▶ [EXTRACTED RECORDS]:
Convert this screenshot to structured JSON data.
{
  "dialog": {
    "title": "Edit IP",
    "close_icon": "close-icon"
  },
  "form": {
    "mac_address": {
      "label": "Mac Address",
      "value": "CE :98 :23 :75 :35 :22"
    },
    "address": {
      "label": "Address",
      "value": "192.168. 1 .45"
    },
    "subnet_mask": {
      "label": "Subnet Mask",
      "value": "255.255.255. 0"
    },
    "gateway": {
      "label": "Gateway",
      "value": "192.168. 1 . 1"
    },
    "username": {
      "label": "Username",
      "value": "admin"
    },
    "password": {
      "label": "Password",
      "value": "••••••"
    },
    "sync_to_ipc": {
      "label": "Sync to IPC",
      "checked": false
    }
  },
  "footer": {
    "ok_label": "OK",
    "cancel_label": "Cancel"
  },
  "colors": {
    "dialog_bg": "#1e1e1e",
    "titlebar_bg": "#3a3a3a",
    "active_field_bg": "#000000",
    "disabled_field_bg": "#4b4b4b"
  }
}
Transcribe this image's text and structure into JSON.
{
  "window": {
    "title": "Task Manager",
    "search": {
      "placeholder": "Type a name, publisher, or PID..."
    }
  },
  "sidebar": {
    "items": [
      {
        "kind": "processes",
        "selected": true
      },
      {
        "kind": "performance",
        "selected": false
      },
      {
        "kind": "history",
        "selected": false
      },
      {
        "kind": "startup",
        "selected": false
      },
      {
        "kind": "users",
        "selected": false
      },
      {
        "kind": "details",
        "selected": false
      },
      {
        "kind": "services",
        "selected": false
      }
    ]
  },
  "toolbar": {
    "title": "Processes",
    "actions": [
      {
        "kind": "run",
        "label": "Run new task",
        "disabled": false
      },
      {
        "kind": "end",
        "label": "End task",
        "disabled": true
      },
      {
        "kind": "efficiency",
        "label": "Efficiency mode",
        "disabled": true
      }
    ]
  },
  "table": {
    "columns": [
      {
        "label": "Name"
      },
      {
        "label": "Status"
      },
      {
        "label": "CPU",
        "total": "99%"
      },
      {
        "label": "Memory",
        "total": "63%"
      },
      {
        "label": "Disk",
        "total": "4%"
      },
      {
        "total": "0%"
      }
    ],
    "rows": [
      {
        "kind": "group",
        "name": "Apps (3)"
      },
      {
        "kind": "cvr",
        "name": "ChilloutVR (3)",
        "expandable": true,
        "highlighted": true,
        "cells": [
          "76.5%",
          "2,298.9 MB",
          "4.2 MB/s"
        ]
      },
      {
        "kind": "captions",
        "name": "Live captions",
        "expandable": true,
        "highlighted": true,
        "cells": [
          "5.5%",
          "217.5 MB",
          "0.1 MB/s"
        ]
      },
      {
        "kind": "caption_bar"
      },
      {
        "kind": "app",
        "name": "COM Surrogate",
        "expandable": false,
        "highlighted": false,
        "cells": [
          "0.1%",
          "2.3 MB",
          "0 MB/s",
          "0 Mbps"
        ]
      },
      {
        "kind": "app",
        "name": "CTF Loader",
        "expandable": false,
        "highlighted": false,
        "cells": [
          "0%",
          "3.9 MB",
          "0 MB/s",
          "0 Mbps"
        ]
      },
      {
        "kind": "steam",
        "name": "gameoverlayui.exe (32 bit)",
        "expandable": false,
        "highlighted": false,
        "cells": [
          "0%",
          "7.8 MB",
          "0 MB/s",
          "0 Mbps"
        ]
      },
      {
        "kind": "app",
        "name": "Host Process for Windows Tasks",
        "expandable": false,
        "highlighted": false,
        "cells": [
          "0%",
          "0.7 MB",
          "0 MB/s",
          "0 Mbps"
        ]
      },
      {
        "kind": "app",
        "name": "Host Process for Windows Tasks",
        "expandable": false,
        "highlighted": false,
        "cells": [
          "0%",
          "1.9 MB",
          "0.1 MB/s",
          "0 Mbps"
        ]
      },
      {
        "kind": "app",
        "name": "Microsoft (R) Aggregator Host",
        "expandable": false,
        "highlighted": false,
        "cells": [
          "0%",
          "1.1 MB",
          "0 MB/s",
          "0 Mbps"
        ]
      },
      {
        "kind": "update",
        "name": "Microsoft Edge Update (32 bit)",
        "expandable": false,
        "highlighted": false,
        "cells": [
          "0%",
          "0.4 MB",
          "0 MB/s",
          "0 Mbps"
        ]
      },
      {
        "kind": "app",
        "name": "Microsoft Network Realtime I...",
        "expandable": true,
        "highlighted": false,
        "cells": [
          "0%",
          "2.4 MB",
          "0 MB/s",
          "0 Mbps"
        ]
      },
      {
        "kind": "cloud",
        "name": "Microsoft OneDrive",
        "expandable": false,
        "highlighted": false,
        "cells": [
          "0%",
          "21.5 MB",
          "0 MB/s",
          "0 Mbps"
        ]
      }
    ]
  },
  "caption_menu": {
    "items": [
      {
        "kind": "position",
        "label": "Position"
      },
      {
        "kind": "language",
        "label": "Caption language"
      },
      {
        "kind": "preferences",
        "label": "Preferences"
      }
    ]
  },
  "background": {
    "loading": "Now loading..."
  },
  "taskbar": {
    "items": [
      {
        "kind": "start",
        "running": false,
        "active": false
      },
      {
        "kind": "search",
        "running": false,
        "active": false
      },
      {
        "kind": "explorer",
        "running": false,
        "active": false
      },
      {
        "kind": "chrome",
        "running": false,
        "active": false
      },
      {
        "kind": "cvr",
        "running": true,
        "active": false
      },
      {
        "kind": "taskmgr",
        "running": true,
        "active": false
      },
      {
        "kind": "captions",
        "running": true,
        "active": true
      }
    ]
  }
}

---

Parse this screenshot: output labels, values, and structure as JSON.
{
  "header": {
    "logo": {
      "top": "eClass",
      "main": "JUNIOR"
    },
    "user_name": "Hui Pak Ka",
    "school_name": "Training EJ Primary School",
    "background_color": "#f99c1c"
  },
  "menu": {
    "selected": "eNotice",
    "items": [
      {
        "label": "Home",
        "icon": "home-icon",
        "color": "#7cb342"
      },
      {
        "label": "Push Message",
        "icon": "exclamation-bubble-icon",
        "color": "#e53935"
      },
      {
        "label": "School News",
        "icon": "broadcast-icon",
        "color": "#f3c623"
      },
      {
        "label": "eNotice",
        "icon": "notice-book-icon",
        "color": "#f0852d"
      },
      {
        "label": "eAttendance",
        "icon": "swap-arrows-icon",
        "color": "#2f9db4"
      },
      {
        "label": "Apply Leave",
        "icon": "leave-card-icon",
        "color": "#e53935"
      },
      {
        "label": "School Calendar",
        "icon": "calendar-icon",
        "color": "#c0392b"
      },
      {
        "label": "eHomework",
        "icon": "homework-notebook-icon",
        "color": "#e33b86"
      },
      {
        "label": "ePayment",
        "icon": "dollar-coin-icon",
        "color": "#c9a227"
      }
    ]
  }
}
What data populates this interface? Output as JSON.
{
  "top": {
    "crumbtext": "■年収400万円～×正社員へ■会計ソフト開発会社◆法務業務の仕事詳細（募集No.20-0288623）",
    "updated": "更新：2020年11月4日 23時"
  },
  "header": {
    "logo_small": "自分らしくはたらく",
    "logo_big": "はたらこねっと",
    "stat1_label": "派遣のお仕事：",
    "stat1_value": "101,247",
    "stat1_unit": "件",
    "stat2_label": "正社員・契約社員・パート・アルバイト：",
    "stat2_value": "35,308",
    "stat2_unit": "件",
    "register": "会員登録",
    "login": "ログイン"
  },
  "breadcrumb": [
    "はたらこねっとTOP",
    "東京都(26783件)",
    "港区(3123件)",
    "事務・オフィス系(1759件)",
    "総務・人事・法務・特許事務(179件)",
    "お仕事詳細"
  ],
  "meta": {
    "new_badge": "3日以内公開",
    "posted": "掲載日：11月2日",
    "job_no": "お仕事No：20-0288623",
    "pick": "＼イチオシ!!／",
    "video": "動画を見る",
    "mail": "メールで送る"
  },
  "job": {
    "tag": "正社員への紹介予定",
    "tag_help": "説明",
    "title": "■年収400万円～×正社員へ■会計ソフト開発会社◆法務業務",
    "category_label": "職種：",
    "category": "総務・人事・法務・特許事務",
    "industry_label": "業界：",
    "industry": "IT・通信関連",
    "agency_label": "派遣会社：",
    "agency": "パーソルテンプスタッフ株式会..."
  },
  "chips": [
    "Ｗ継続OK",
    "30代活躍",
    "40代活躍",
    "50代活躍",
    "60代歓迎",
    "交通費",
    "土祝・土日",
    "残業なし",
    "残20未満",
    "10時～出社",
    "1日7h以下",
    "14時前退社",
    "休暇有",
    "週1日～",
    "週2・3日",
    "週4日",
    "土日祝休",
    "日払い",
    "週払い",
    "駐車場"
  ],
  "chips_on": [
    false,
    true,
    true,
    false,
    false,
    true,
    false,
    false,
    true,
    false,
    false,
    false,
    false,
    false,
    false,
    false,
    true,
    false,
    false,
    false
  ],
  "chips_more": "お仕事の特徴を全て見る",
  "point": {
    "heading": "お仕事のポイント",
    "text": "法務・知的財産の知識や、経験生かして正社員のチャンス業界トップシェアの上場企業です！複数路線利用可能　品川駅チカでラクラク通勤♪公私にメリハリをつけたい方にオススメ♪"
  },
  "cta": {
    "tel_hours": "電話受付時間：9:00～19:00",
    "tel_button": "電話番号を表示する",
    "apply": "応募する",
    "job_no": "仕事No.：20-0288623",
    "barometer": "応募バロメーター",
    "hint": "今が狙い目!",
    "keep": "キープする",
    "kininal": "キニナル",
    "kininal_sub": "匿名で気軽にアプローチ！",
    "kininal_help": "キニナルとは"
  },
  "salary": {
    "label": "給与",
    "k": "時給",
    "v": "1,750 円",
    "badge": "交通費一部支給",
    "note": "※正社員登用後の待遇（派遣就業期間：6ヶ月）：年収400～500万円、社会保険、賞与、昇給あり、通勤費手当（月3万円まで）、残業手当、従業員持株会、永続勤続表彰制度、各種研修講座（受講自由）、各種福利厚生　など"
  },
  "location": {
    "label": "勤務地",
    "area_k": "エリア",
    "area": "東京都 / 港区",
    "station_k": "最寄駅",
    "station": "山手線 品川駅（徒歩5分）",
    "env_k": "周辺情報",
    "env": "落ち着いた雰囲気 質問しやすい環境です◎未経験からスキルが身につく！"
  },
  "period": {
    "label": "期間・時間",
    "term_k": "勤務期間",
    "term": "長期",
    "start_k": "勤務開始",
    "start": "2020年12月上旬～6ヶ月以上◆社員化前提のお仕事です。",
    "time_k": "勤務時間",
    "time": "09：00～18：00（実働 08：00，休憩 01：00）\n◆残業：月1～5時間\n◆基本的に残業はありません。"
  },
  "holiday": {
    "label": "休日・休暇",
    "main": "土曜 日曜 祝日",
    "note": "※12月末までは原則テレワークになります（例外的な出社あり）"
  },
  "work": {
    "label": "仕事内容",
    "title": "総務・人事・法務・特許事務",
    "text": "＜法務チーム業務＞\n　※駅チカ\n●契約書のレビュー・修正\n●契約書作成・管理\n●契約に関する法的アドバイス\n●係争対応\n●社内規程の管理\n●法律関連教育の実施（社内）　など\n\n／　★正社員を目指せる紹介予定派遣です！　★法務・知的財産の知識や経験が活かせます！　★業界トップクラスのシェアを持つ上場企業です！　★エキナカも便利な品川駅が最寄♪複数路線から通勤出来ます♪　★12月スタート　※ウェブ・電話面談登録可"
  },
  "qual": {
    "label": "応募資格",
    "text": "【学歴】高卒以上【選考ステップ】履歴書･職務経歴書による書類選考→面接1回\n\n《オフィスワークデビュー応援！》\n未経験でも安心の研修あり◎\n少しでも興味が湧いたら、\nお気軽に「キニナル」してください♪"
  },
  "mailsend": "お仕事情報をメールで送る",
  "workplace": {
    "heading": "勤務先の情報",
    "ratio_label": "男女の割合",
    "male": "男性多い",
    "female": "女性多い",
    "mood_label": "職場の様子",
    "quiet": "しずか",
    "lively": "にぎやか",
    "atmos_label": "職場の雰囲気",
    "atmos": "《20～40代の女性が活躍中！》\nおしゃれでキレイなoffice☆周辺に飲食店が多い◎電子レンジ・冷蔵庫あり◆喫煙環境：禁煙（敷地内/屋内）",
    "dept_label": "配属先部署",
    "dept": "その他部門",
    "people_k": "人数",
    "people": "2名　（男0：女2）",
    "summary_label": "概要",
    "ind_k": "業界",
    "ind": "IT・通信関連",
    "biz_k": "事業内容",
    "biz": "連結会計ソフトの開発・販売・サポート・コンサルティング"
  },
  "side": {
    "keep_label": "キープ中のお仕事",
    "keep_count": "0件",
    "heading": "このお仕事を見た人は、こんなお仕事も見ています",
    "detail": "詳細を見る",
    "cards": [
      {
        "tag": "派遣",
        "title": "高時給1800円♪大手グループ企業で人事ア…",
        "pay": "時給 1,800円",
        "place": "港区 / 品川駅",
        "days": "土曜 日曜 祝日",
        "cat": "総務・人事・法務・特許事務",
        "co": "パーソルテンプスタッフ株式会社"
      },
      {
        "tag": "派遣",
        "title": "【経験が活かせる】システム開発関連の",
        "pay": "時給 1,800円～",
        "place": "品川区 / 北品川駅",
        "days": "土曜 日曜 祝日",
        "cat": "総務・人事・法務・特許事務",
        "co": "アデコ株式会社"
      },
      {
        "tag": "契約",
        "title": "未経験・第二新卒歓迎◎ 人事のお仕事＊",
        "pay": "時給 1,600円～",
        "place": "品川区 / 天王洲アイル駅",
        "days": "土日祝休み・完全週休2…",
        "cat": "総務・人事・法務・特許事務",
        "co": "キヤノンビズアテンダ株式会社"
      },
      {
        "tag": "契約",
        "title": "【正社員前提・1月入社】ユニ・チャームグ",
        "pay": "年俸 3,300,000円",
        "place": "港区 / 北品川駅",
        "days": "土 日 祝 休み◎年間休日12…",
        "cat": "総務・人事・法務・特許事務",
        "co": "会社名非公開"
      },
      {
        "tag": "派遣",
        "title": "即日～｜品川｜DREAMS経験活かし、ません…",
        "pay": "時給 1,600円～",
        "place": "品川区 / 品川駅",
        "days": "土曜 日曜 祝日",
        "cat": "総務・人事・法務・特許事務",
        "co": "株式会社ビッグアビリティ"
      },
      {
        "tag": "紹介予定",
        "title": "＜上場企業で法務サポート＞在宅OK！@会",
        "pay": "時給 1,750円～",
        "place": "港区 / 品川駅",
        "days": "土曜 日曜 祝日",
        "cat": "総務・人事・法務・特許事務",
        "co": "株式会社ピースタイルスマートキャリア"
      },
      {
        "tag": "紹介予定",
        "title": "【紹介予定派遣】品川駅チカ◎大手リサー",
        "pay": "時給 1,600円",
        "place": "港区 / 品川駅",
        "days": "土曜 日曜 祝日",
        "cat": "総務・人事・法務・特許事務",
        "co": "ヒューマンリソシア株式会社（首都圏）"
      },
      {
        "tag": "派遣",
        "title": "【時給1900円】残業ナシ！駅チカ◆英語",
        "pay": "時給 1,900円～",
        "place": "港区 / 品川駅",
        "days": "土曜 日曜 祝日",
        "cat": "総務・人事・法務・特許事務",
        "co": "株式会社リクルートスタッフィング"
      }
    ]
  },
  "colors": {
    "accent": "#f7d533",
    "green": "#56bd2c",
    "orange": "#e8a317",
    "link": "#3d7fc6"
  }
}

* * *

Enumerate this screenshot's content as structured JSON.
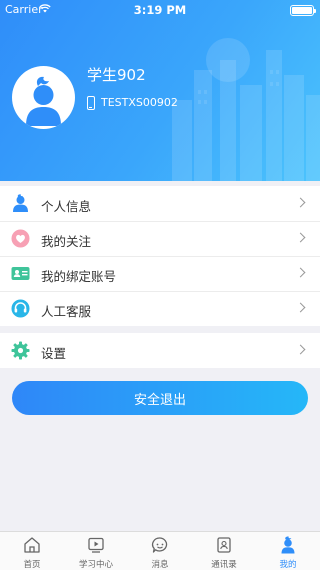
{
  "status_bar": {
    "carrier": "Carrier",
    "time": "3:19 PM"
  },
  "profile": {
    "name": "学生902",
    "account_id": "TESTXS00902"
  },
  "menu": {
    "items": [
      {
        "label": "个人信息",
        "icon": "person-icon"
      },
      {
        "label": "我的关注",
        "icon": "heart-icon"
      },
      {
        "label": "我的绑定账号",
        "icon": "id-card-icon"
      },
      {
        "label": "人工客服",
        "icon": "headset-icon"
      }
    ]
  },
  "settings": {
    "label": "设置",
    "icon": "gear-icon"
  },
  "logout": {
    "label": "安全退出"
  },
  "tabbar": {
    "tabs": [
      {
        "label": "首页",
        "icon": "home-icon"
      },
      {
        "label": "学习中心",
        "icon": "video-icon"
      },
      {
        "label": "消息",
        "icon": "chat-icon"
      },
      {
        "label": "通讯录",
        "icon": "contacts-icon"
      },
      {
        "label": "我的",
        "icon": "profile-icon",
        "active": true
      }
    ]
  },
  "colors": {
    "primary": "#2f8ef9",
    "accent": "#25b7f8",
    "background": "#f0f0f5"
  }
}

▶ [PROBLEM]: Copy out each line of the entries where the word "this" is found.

▶ [EXERCISE ANSWER]:
Convert this screenshot to structured JSON data.
Transcribe this image's text and structure into JSON.
Parse this screenshot: output labels, values, and structure as JSON.
What data populates this interface? Output as JSON.
Enumerate this screenshot's content as structured JSON.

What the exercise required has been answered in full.